— ASSIGNMENT —
Each entry must appear again exactly as it does in the source.

** Opening PROVIDED INFORMATION block **

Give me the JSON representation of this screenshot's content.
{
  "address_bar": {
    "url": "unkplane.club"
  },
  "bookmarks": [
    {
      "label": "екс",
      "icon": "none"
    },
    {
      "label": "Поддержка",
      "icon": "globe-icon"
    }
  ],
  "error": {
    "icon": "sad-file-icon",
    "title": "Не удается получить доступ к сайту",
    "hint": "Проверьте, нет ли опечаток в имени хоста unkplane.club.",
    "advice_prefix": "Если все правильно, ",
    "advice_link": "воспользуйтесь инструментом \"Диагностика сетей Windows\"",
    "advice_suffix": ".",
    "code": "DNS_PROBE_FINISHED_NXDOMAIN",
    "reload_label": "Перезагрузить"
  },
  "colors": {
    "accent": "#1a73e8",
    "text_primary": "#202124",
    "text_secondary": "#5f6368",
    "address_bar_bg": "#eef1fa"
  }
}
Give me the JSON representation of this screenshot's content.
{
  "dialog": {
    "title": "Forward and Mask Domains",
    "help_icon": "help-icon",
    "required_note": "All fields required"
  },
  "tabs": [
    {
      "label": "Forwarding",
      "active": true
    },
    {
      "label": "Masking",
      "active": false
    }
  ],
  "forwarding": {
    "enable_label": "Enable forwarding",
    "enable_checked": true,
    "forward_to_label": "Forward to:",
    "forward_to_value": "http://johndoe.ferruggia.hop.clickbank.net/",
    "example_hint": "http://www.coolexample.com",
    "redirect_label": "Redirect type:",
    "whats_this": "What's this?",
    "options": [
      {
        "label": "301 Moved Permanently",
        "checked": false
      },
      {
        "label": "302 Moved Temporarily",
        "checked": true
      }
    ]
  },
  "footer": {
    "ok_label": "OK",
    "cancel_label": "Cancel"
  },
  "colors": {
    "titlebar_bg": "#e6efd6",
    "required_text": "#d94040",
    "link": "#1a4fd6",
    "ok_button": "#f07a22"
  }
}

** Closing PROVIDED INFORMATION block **

— TASK RESULT —
Give me the JSON representation of this screenshot's content.
{
  "address_bar": {
    "url": "unkplane.club"
  },
  "bookmarks": [
    {
      "label": "екс",
      "icon": "none"
    },
    {
      "label": "Поддержка",
      "icon": "globe-icon"
    }
  ],
  "error": {
    "icon": "sad-file-icon",
    "title": "Не удается получить доступ к сайту",
    "hint": "Проверьте, нет ли опечаток в имени хоста unkplane.club.",
    "advice_prefix": "Если все правильно, ",
    "advice_link": "воспользуйтесь инструментом \"Диагностика сетей Windows\"",
    "advice_suffix": ".",
    "code": "DNS_PROBE_FINISHED_NXDOMAIN",
    "reload_label": "Перезагрузить"
  },
  "colors": {
    "accent": "#1a73e8",
    "text_primary": "#202124",
    "text_secondary": "#5f6368",
    "address_bar_bg": "#eef1fa"
  }
}
Give me the JSON representation of this screenshot's content.
{
  "dialog": {
    "title": "Forward and Mask Domains",
    "help_icon": "help-icon",
    "required_note": "All fields required"
  },
  "tabs": [
    {
      "label": "Forwarding",
      "active": true
    },
    {
      "label": "Masking",
      "active": false
    }
  ],
  "forwarding": {
    "enable_label": "Enable forwarding",
    "enable_checked": true,
    "forward_to_label": "Forward to:",
    "forward_to_value": "http://johndoe.ferruggia.hop.clickbank.net/",
    "example_hint": "http://www.coolexample.com",
    "redirect_label": "Redirect type:",
    "whats_this": "What's this?",
    "options": [
      {
        "label": "301 Moved Permanently",
        "checked": false
      },
      {
        "label": "302 Moved Temporarily",
        "checked": true
      }
    ]
  },
  "footer": {
    "ok_label": "OK",
    "cancel_label": "Cancel"
  },
  "colors": {
    "titlebar_bg": "#e6efd6",
    "required_text": "#d94040",
    "link": "#1a4fd6",
    "ok_button": "#f07a22"
  }
}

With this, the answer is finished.